━━━━━ Data to examine

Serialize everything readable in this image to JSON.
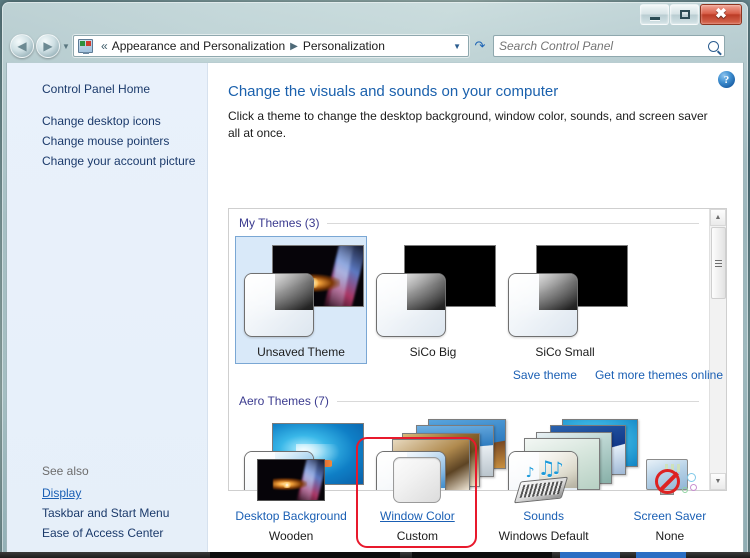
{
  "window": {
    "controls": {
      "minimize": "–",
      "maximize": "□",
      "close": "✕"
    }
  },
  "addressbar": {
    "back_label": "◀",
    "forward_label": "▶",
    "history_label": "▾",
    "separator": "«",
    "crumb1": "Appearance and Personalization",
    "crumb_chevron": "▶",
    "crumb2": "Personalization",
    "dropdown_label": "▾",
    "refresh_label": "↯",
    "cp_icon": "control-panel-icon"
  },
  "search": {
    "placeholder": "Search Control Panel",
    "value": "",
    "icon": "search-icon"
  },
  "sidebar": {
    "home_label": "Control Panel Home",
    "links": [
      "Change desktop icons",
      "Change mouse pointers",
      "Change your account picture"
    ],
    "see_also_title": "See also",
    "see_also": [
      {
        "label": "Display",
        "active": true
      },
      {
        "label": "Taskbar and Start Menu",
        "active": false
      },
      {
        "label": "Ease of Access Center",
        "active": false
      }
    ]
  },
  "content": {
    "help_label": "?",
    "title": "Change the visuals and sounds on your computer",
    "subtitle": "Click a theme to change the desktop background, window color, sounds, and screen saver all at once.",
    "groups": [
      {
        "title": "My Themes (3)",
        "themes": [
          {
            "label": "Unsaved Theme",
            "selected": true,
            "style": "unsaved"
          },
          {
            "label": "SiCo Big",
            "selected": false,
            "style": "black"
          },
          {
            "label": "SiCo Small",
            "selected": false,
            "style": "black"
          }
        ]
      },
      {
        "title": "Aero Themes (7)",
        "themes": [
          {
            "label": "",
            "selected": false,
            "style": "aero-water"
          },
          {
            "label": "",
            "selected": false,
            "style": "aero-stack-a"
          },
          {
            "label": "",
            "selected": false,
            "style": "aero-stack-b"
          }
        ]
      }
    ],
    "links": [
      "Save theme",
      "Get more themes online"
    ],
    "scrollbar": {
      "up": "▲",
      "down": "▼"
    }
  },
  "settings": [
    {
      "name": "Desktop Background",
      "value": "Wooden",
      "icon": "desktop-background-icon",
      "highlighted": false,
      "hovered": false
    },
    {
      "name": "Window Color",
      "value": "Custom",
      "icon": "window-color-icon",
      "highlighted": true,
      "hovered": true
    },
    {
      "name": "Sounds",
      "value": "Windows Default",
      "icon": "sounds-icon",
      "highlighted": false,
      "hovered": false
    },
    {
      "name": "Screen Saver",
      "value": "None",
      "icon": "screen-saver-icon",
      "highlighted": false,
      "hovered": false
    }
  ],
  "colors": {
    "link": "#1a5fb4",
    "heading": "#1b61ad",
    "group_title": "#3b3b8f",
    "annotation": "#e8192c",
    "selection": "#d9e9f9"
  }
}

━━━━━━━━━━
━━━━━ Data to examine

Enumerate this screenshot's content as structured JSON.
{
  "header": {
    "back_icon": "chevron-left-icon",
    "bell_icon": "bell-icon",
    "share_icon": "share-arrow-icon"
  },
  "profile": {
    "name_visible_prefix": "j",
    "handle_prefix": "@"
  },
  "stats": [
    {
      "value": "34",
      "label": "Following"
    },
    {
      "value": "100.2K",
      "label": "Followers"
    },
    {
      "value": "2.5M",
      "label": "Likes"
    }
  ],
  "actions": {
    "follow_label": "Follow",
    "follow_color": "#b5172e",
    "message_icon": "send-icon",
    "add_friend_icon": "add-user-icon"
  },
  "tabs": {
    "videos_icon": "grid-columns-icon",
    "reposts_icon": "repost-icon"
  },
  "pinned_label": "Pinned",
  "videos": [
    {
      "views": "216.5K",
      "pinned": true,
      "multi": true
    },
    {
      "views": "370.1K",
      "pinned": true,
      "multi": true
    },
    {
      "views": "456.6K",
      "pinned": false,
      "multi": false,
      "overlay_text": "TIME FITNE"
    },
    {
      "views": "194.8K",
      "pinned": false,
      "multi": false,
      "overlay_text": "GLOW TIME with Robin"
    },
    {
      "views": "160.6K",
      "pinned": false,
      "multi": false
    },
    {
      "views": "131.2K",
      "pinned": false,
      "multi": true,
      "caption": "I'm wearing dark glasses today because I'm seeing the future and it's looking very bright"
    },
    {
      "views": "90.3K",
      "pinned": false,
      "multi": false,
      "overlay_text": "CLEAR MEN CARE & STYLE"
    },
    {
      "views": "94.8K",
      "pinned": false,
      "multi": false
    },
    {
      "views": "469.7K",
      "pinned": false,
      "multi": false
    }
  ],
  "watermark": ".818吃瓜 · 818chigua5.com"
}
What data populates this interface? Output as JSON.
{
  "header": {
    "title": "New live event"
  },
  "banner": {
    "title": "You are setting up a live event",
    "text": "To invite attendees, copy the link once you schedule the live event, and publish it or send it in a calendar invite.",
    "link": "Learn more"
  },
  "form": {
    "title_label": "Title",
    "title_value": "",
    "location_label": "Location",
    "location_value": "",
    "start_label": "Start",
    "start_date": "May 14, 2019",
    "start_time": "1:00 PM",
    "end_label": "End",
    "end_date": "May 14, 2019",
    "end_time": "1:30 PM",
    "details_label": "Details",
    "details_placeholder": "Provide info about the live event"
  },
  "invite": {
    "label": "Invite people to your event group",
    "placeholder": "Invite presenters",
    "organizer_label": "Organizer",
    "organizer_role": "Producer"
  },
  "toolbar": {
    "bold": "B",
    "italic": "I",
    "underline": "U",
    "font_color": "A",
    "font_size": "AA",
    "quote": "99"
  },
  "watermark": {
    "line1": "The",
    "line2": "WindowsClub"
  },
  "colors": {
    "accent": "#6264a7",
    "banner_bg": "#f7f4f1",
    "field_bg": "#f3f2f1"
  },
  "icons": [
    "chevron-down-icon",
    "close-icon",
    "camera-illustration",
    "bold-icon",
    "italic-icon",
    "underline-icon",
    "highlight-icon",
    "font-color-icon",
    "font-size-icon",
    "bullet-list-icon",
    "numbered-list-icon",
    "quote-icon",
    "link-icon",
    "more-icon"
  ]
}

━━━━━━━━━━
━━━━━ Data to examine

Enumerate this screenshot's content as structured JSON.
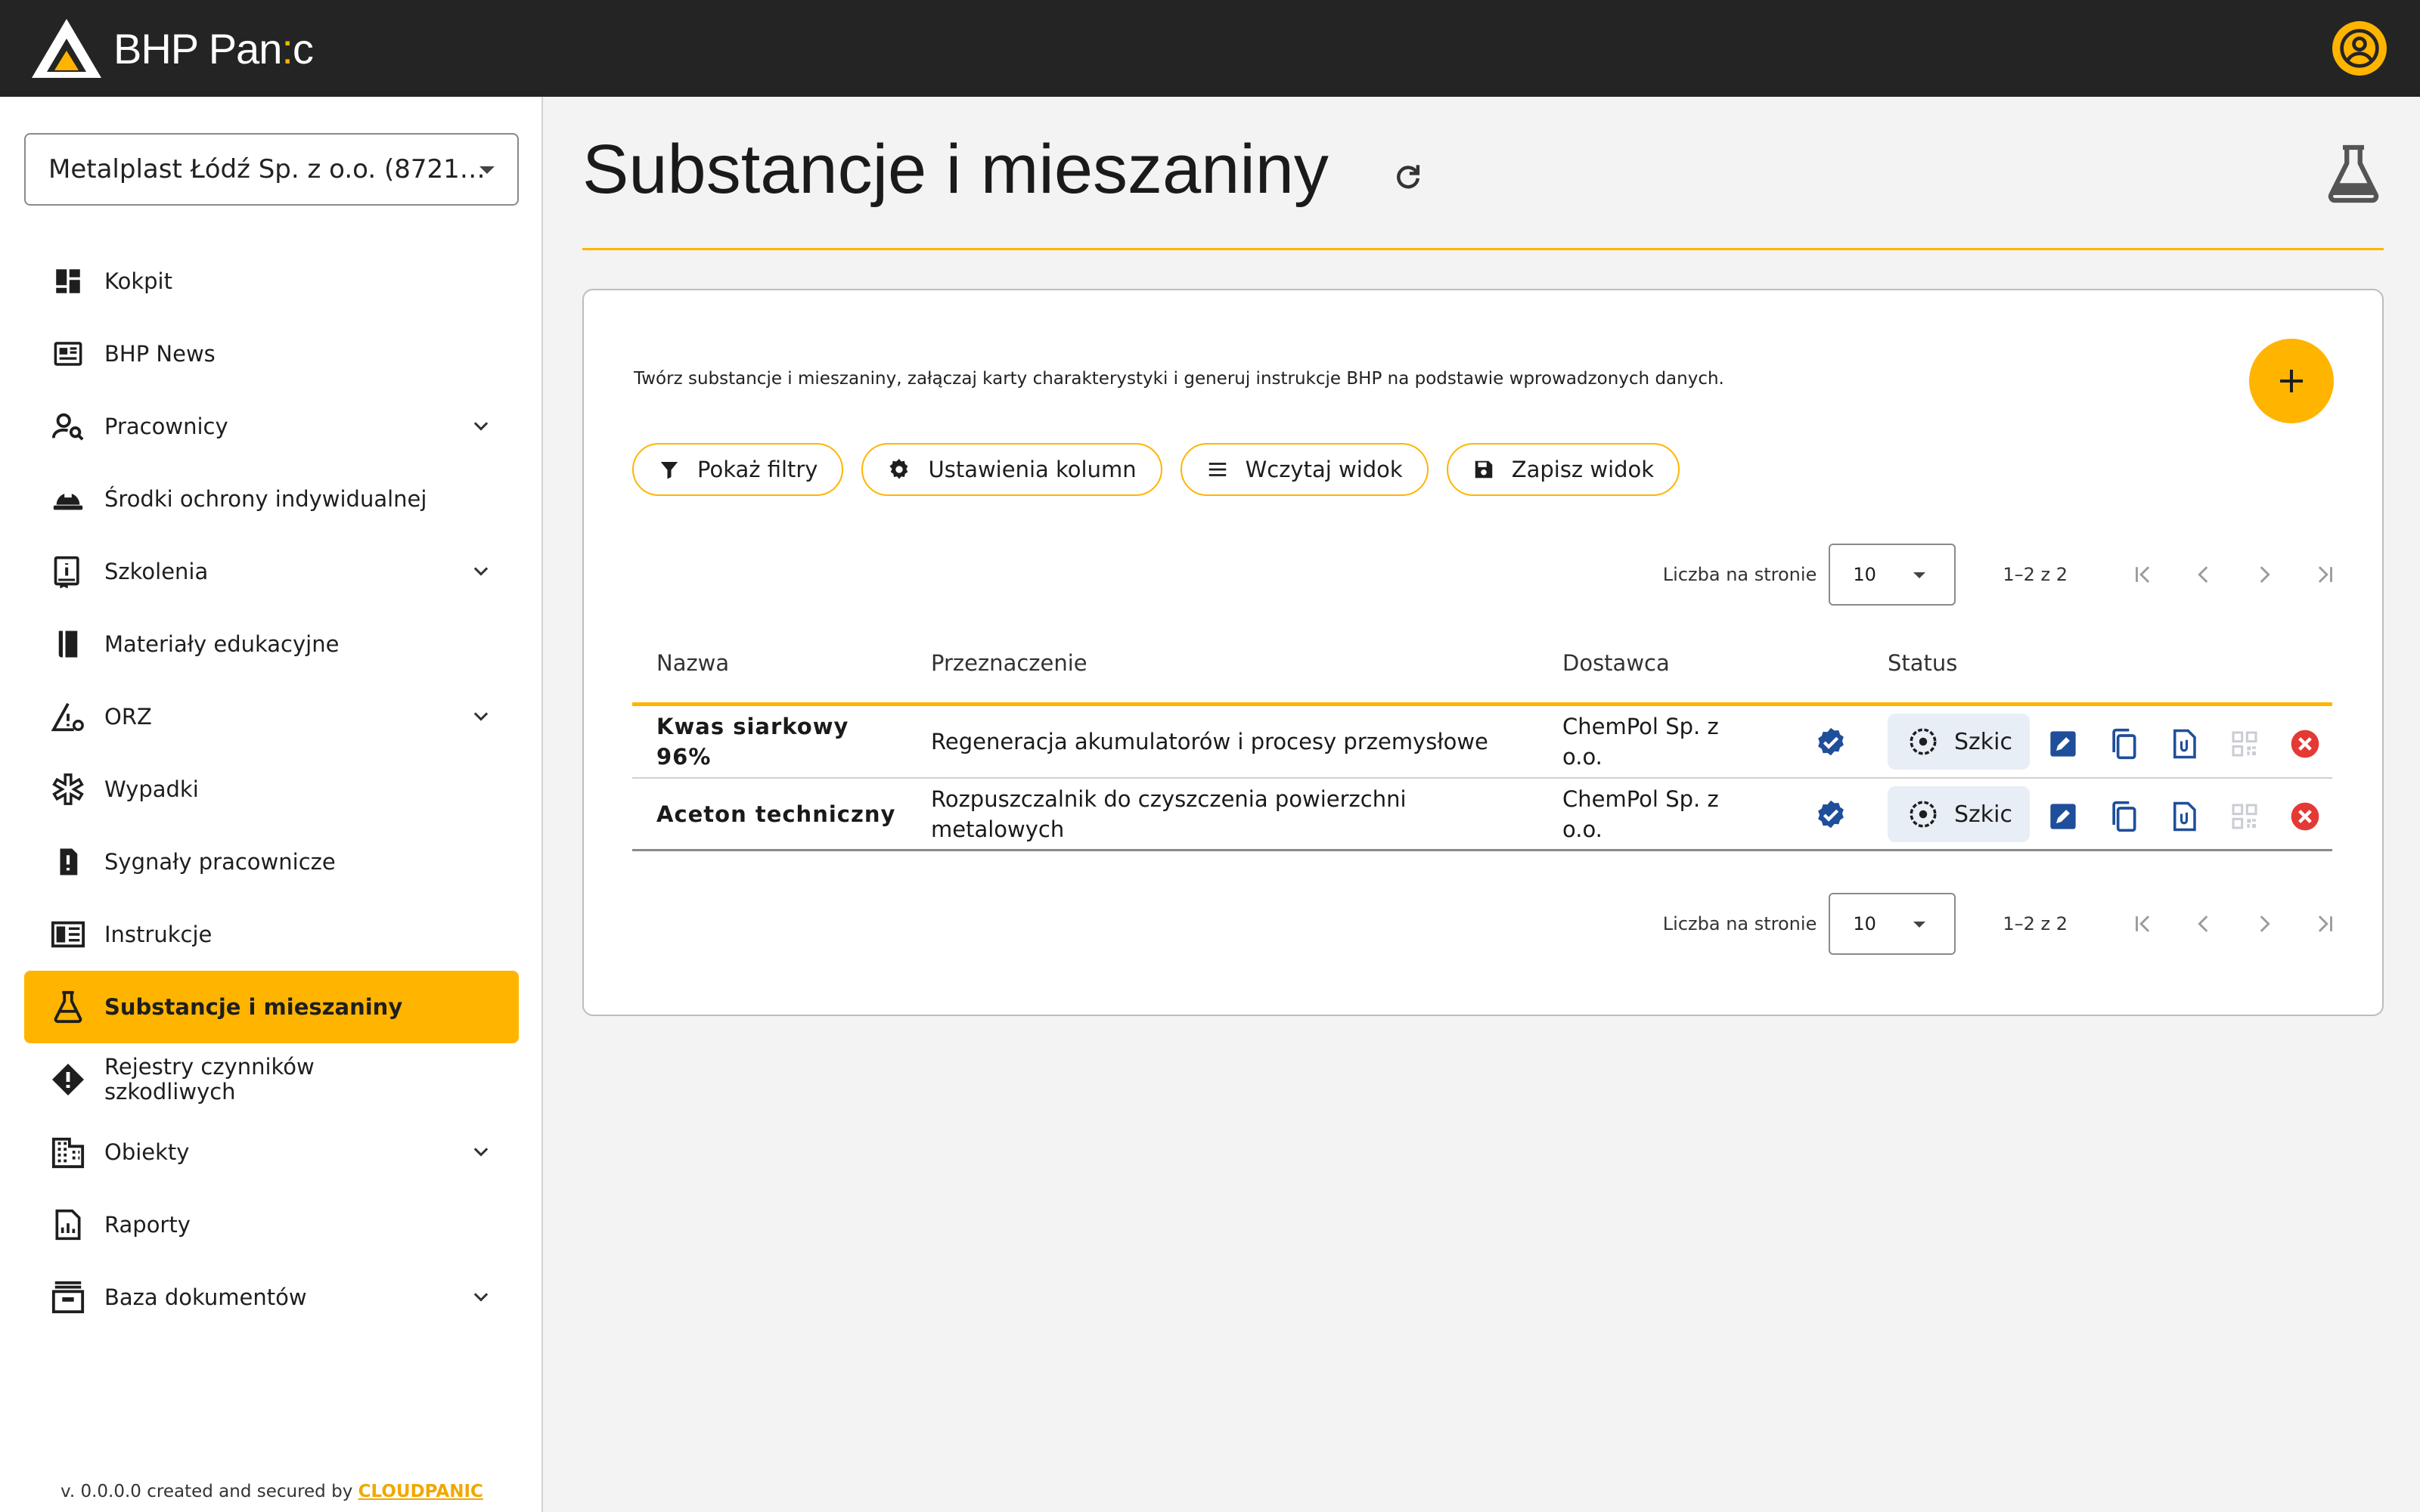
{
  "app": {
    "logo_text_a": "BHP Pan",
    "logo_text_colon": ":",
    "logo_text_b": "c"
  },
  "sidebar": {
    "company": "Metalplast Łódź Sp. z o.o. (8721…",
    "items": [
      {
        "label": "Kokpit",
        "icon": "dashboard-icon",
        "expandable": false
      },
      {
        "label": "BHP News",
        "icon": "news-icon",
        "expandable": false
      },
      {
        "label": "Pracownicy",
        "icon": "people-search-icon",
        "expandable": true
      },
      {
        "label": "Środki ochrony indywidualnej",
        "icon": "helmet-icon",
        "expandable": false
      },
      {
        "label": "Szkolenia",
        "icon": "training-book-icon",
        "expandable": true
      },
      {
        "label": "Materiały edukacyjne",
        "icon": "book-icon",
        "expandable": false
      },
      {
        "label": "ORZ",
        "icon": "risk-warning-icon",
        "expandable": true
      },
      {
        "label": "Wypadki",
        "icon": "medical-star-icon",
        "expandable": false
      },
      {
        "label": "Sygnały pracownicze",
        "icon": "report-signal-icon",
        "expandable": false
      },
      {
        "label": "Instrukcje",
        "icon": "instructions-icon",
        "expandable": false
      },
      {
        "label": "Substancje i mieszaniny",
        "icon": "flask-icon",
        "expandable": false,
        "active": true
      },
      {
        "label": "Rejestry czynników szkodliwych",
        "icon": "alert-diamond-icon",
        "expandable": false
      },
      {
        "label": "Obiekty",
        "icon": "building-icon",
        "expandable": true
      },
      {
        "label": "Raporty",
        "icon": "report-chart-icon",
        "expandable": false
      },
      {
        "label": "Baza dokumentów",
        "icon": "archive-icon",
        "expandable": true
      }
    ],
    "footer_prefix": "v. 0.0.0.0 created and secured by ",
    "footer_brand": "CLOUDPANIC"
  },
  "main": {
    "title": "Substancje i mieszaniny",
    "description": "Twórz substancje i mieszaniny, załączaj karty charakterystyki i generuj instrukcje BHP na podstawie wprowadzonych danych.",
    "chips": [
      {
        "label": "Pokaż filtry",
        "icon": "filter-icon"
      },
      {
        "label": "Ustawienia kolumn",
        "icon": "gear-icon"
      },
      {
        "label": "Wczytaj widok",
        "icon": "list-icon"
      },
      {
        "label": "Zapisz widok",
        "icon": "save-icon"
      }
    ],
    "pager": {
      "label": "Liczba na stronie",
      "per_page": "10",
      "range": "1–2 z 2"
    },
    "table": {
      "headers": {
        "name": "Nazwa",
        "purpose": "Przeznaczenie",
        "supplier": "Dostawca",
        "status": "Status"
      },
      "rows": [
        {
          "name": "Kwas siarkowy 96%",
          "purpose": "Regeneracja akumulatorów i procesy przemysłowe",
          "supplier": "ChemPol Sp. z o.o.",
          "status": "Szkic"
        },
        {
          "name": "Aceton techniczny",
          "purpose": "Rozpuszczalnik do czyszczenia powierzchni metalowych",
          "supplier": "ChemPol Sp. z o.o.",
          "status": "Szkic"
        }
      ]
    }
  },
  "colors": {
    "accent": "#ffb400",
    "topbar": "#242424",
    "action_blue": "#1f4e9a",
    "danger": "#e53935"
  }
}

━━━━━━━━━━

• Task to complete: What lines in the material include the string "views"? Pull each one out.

• Answer section:
      "views": "216.5K",
      "views": "370.1K",
      "views": "456.6K",
      "views": "194.8K",
      "views": "160.6K",
      "views": "131.2K",
      "views": "90.3K",
      "views": "94.8K",
      "views": "469.7K",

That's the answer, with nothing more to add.